| Problem to work on |
Within the entries below, every line containing "JSON" is to be copied.

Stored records
>>
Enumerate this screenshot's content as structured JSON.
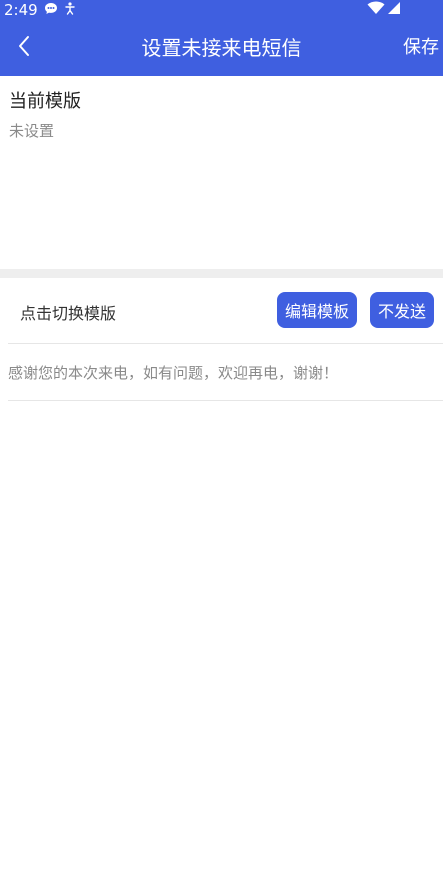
{
  "status_bar": {
    "time": "2:49"
  },
  "app_bar": {
    "title": "设置未接来电短信",
    "save_label": "保存"
  },
  "current_template": {
    "title": "当前模版",
    "value": "未设置"
  },
  "switch_row": {
    "label": "点击切换模版",
    "edit_button": "编辑模板",
    "no_send_button": "不发送"
  },
  "template_list": [
    {
      "text": "感谢您的本次来电，如有问题，欢迎再电，谢谢！"
    }
  ],
  "colors": {
    "accent": "#3f5fe0",
    "muted_text": "#8a8a8a",
    "divider": "#eeeeee"
  },
  "icons": {
    "back": "chevron-left-icon",
    "wifi": "wifi-icon",
    "signal": "signal-icon",
    "chat_notification": "chat-bubble-icon",
    "accessibility": "accessibility-icon"
  }
}
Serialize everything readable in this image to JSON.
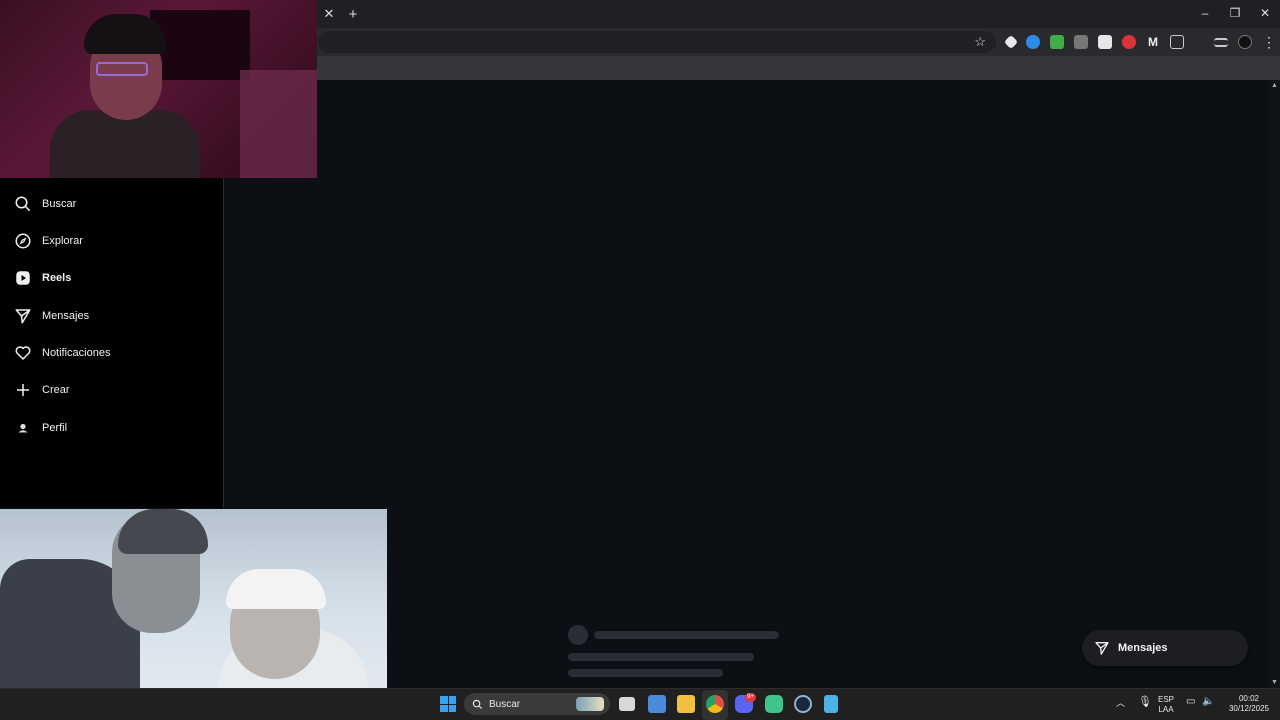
{
  "browser": {
    "tab_close": "✕",
    "new_tab": "+",
    "window_controls": {
      "minimize": "–",
      "restore": "❐",
      "close": "✕"
    },
    "menu": "⋮"
  },
  "sidebar": {
    "items": [
      {
        "label": "Buscar",
        "icon": "search-icon"
      },
      {
        "label": "Explorar",
        "icon": "compass-icon"
      },
      {
        "label": "Reels",
        "icon": "reels-icon"
      },
      {
        "label": "Mensajes",
        "icon": "send-icon"
      },
      {
        "label": "Notificaciones",
        "icon": "heart-icon"
      },
      {
        "label": "Crear",
        "icon": "plus-icon"
      },
      {
        "label": "Perfil",
        "icon": "avatar-icon"
      }
    ]
  },
  "messages_button": {
    "label": "Mensajes"
  },
  "taskbar": {
    "search_label": "Buscar",
    "lang_top": "ESP",
    "lang_bottom": "LAA",
    "time": "00:02",
    "date": "30/12/2025",
    "discord_badge": "9+"
  },
  "colors": {
    "accent_reels": "#ffffff",
    "page_bg": "#0c0f14"
  }
}
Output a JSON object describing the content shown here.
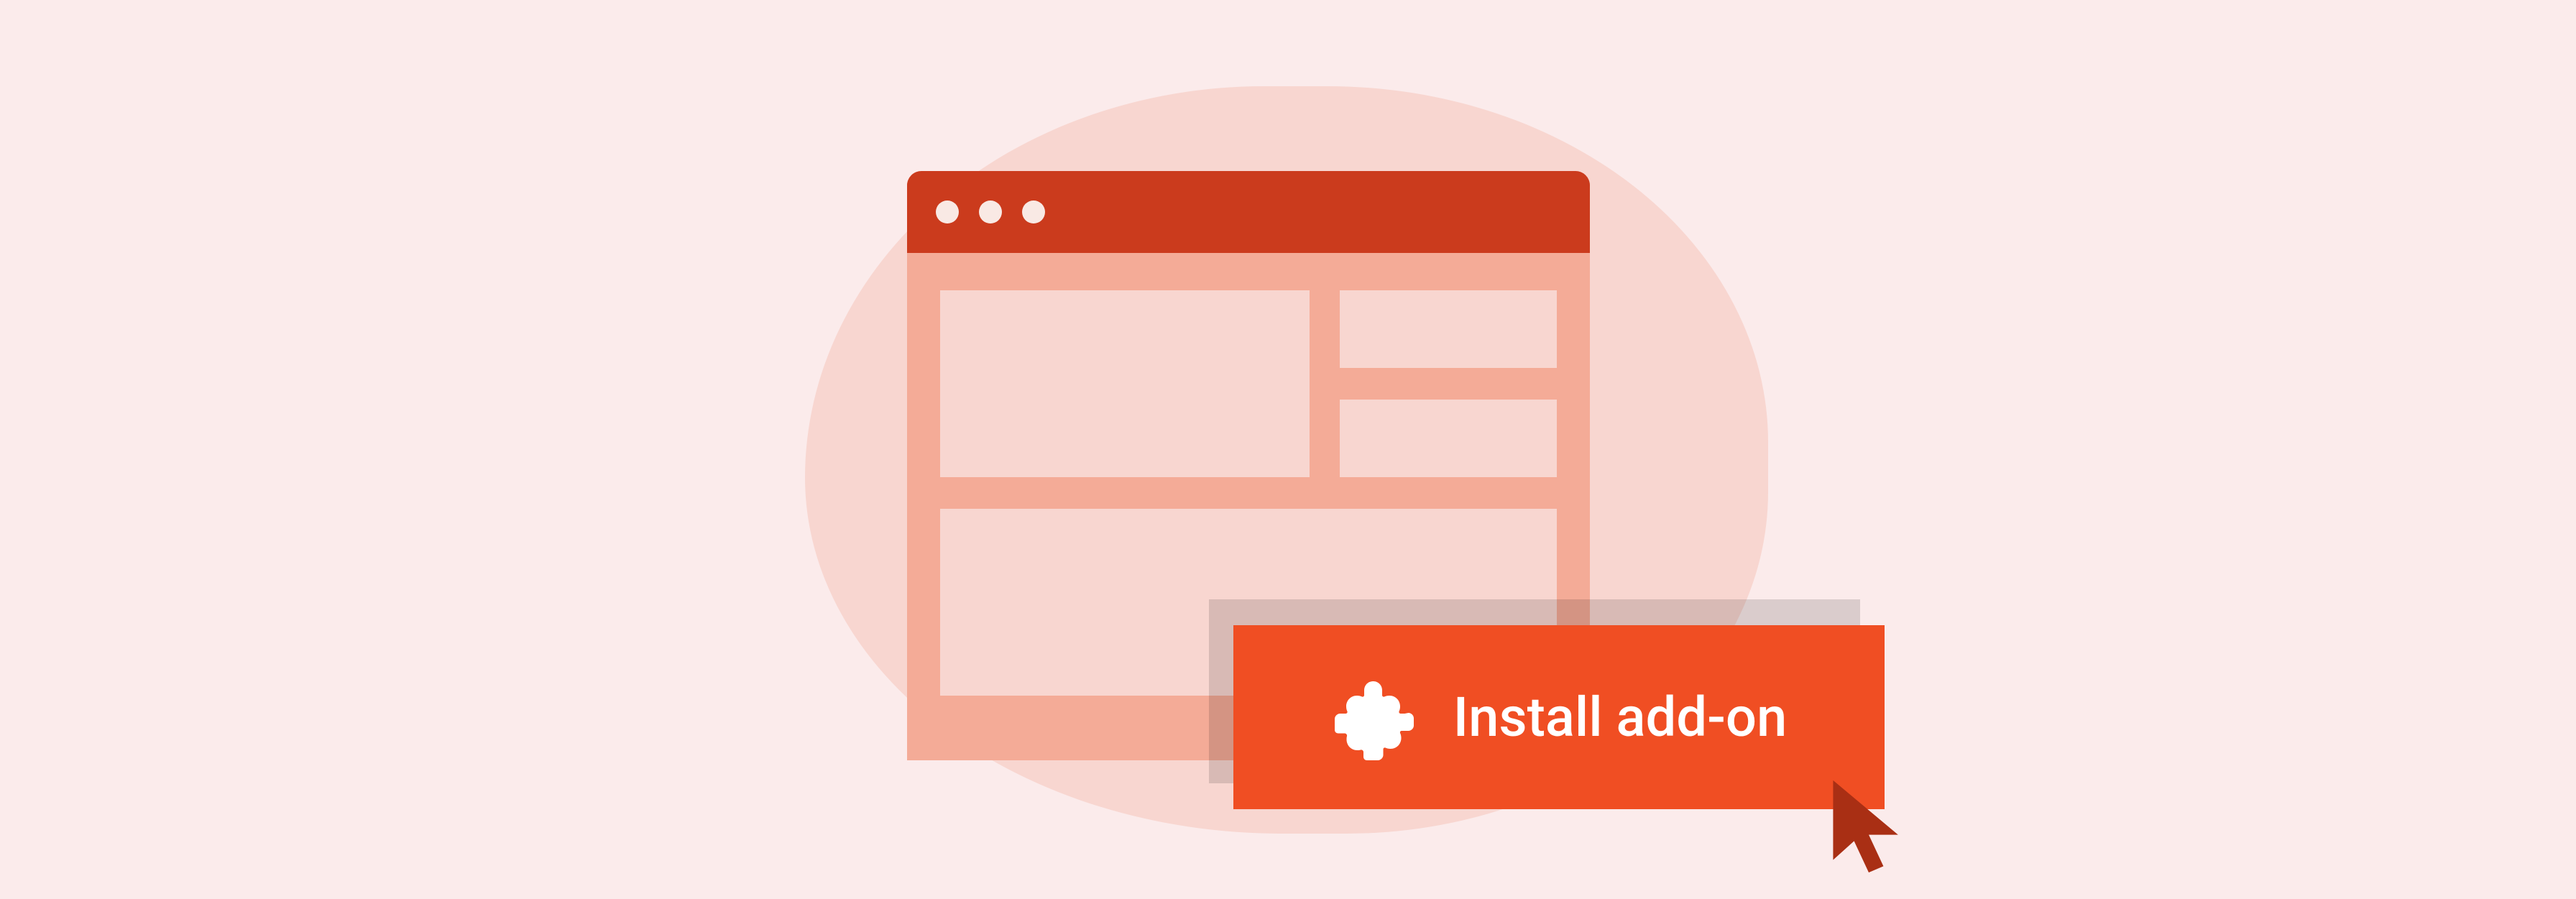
{
  "button": {
    "label": "Install add-on"
  },
  "colors": {
    "page_bg": "#fbebeb",
    "blob": "#f8d6d0",
    "browser_body": "#f4ab97",
    "browser_titlebar": "#cb3b1d",
    "browser_dot": "#f9e9e4",
    "panel": "#f8d6d0",
    "button_bg": "#f04e23",
    "button_text": "#ffffff",
    "cursor": "#a92f14"
  },
  "icons": {
    "puzzle": "puzzle-piece-icon",
    "cursor": "cursor-icon"
  }
}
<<
| Completed exercise |
Enumerate this screenshot's content as structured JSON.
Serialize everything readable in this image to JSON.
Output a JSON object describing the content shown here.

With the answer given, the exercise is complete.